| Data records |
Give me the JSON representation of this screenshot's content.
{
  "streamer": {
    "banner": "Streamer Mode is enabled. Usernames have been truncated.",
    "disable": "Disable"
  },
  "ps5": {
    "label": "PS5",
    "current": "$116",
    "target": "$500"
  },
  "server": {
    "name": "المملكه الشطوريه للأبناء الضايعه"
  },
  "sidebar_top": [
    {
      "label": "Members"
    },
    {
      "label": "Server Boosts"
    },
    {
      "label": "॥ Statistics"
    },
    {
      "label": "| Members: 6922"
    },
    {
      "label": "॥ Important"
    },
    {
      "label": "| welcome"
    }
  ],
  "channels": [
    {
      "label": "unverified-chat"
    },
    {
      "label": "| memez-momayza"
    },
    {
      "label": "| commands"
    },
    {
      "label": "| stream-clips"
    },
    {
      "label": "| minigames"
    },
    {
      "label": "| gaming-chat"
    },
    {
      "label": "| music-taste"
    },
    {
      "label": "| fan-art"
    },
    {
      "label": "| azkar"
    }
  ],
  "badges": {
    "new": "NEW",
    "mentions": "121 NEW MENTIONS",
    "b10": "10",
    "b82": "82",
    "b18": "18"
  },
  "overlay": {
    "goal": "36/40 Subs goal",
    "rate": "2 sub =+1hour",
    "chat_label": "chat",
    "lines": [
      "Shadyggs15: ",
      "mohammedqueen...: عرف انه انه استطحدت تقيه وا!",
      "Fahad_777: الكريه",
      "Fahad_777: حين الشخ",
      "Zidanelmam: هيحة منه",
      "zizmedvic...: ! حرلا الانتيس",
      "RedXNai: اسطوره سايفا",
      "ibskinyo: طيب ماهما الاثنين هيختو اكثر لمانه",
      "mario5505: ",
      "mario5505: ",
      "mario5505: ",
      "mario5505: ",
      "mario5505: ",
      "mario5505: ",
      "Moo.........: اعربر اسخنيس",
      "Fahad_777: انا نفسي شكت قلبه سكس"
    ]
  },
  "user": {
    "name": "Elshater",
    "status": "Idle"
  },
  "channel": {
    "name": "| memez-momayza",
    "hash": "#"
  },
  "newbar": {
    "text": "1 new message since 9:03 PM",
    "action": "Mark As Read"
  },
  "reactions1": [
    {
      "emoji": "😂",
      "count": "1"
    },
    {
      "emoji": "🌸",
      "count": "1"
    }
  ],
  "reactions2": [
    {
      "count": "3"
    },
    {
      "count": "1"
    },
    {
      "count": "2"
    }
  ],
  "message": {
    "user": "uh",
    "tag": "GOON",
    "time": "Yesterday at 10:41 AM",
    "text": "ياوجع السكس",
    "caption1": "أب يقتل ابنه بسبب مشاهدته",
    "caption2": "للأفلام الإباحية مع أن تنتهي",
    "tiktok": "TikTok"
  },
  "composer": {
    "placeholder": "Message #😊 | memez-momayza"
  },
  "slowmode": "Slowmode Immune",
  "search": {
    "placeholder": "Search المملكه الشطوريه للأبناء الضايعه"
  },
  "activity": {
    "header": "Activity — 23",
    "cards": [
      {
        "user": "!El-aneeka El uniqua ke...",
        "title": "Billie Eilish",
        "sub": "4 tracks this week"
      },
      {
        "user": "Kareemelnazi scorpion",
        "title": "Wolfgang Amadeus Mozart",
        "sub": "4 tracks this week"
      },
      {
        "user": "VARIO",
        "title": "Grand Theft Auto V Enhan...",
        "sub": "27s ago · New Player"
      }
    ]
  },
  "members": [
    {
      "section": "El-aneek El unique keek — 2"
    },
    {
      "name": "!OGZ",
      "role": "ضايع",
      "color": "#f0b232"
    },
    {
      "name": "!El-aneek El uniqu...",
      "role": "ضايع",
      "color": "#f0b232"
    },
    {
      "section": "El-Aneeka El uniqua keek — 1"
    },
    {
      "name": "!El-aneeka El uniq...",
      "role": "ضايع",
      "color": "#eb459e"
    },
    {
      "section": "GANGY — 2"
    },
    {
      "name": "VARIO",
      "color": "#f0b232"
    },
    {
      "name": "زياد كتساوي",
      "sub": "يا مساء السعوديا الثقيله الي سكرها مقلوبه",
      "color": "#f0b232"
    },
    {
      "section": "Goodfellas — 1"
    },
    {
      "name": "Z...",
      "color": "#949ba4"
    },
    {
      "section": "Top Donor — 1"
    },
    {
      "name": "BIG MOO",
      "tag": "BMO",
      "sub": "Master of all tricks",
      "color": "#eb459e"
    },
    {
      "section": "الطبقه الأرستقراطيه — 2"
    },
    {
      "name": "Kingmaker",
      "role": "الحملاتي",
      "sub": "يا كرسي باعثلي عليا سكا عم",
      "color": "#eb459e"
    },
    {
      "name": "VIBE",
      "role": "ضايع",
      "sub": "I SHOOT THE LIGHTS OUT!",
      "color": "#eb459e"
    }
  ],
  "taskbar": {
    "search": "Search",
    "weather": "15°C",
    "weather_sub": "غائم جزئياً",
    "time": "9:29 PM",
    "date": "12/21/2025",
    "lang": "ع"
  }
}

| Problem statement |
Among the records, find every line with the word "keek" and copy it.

| Response to this task |
      "section": "El-aneek El unique keek — 2"
      "section": "El-Aneeka El uniqua keek — 1"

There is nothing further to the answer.